Saturday, December 26, 2009

What has changed?

I recently read a post on Will Richardson's blog reflecting on the last year in education. What has changed, he wants to know.

I expect that the changes were not earthshaking. Not yet. Little things here and there -- a district with some new policies, a teacher here or there who sees education in a new light. At some point, changes will start to snowball, and educators will look back and marvel at the difference, but I don't think we're there quite yet. For the longest time, Paul and I had an e-mail address but hardly anyone to send messages to. For a while it probably seemed that there was no communication revolution in the making. And now, e-mail is practically passe. Same with cell phones. Each family member has a cell, something I would not have predicted when I bought my first one maybe ten years ago. And by the way, I have absolutely no interest in the fancy smart phones. At the same time, I acknowledge that some day I might have one anyway.

What has changed for me personally as a teacher? Quite a lot, if I think about it. Here are things I had little or no knowledge/experience of until just over a year ago, but I have implemented or at least played around with since:

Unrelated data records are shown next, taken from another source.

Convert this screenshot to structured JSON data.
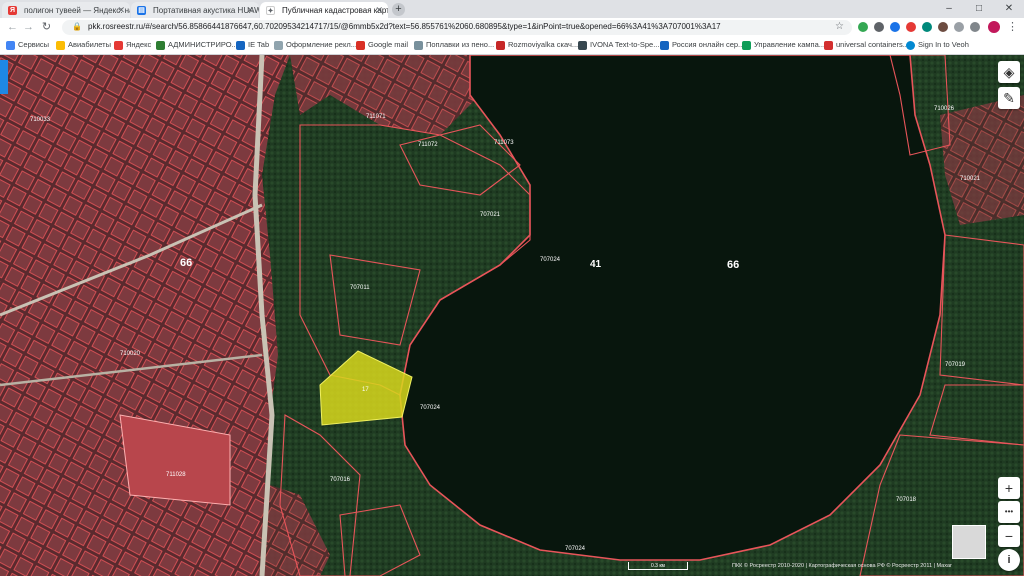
{
  "tabs": [
    {
      "title": "полигон тувеей — Яндекс: нашл",
      "favicon": "Я",
      "color": "#e53935"
    },
    {
      "title": "Портативная акустика HUAWEI",
      "favicon": "🛒",
      "color": "#1a73e8"
    },
    {
      "title": "Публичная кадастровая карта",
      "favicon": "✦",
      "color": "#5f6368",
      "active": true
    }
  ],
  "toolbar": {
    "url": "pkk.rosreestr.ru/#/search/56.85866441876647,60.70209534214717/15/@6mmb5x2d?text=56.855761%2060.680895&type=1&inPoint=true&opened=66%3A41%3A707001%3A17"
  },
  "bookmarks": [
    {
      "label": "Сервисы",
      "color": "#4285f4"
    },
    {
      "label": "Авиабилеты",
      "color": "#fbbc04"
    },
    {
      "label": "Яндекс",
      "color": "#e53935"
    },
    {
      "label": "АДМИНИСТРИРО...",
      "color": "#2e7d32"
    },
    {
      "label": "IE Tab",
      "color": "#1565c0"
    },
    {
      "label": "Оформление рекл...",
      "color": "#90a4ae"
    },
    {
      "label": "Google mail",
      "color": "#d93025"
    },
    {
      "label": "Поплавки из пено...",
      "color": "#78909c"
    },
    {
      "label": "Rozmoviyalka скач...",
      "color": "#c62828"
    },
    {
      "label": "IVONA Text-to-Spe...",
      "color": "#37474f"
    },
    {
      "label": "Россия онлайн сер...",
      "color": "#1565c0"
    },
    {
      "label": "Управление кампа...",
      "color": "#0f9d58"
    },
    {
      "label": "universal containers...",
      "color": "#d32f2f"
    },
    {
      "label": "Sign In to Veoh",
      "color": "#0288d1"
    }
  ],
  "map_labels": {
    "region_main": "66",
    "region_lake": "66",
    "district": "41",
    "lake_parcel_1": "707024",
    "lake_parcel_2": "707024",
    "lake_parcel_3": "707024",
    "quarter_east": "707019",
    "quarter_se": "707018",
    "quarter_sw": "707016",
    "quarter_n1": "707021",
    "quarter_mid": "707011",
    "quarter_nw": "711071",
    "quarter_nw2": "711072",
    "quarter_nw3": "711073",
    "quarter_ne": "710026",
    "quarter_ne2": "710021",
    "quarter_w": "710033",
    "quarter_w2": "710020",
    "quarter_sw2": "711028",
    "highlight_parcel": "17"
  },
  "controls": {
    "layers_icon": "layers-icon",
    "ruler_icon": "ruler-icon",
    "zoom_in": "+",
    "zoom_out": "−",
    "more": "•••",
    "info": "i"
  },
  "attribution": "ПКК © Росреестр 2010-2020 | Картографическая основа РФ © Росреестр 2011 | Maxar",
  "scale_label": "0.3 км",
  "colors": {
    "parcel_outline": "#e8555a",
    "highlight_fill": "#d8d81c",
    "water": "#08160d",
    "forest": "#1e3a22"
  }
}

RSS and Google Reader (it's a mess right now, but never mind)
blogs (I have two now)
wikis (using the Moodle ones more successfully)
Twitter (I never would have guessed I'd go there).
Diigo and Diigo Education
Google Docs/spreadsheets/presentations
Google Forms
Google Sites
Moodle quizzes
paperless handouts (I had done this before, but not as much)
backchannel in the classroom
TodaysMeet (I conducted one department meeting from a bagel shop).

There might be things I'm forgetting, but I think it's clear that I am headed in new directions as a teacher. It's not the tools, but rather what the tools can accomplish. I am looking for more collaboration, less paper, more sources of knowledge, more ways to get students excited about learning, and more ways to assess what students have learned.

I know that I have much to learn, but I think that 2009 has been a pretty good start.

Tuesday, December 8, 2009

Books still work.

A student was giving me a number of reasons why she couldn't get her assignment completed. Her internet was not working. The verses of the psalm she was working with were on her phone, which of course she was not able to pull out in some earlier class.

I was confused. "How about using a Bible?" I asked. Her response: "You have a Bible?"

Well, it is a religion classroom. And even with all of our nifty technology, books still work.

Monday, December 7, 2009

More backchannel

Rather spontaneously, I decided to have my students on TodaysMeet again as we started a video about the Eucharist. I like it even more for movies than for presentations, because Ron Rolheiser isn't actually there to be distracted by students typing their thoughts as he speaks.

Thoughts (and some non-thoughts) range from silliness ("oh whadup") to comments and questions that show attentiveness to the words of the speaker and a curiosity about his meaning. I was able to answer a couple of questions on the spot, and a couple more I will take up before we continue the video at the next class.

I don't mean for this to replace our face-to-face, vocal discussion, but I hope rather that it will help to facilitate it. Time will tell as I continue to experiment.

Friday, December 4, 2009

More on wikis

In the past I've considered Moodle wikis to be a bit clunky, but they're growing on me a bit. It's better to use group pages, because different groups trying to upload to the same page just takes too long.

Having the groups auto-generated seemed nifty, but then I got to a class and discovered that four students who were not shown as absent on the computer were on retreat, and the groups were lopsided. I didn't have time to reconfigure the groups. I only needed to move one student. She was not on the right page anymore, so her partner did the uploading.

Students explored websites of organizations to make connections between their work and themes of Catholic Social Teaching. I told them that if they had time they could "make it pretty" and upload photos, and most groups were able to do so. We then viewed each wiki page while the group explained their findings.

Not bad for a period's work.

Tuesday, December 1, 2009

What's a wiki?

Of about 50 students in two predominantly senior classes (the ones who have carried laptops around for about three and a half years), I would say that about ten raised their hands when I asked who knew what a wiki is.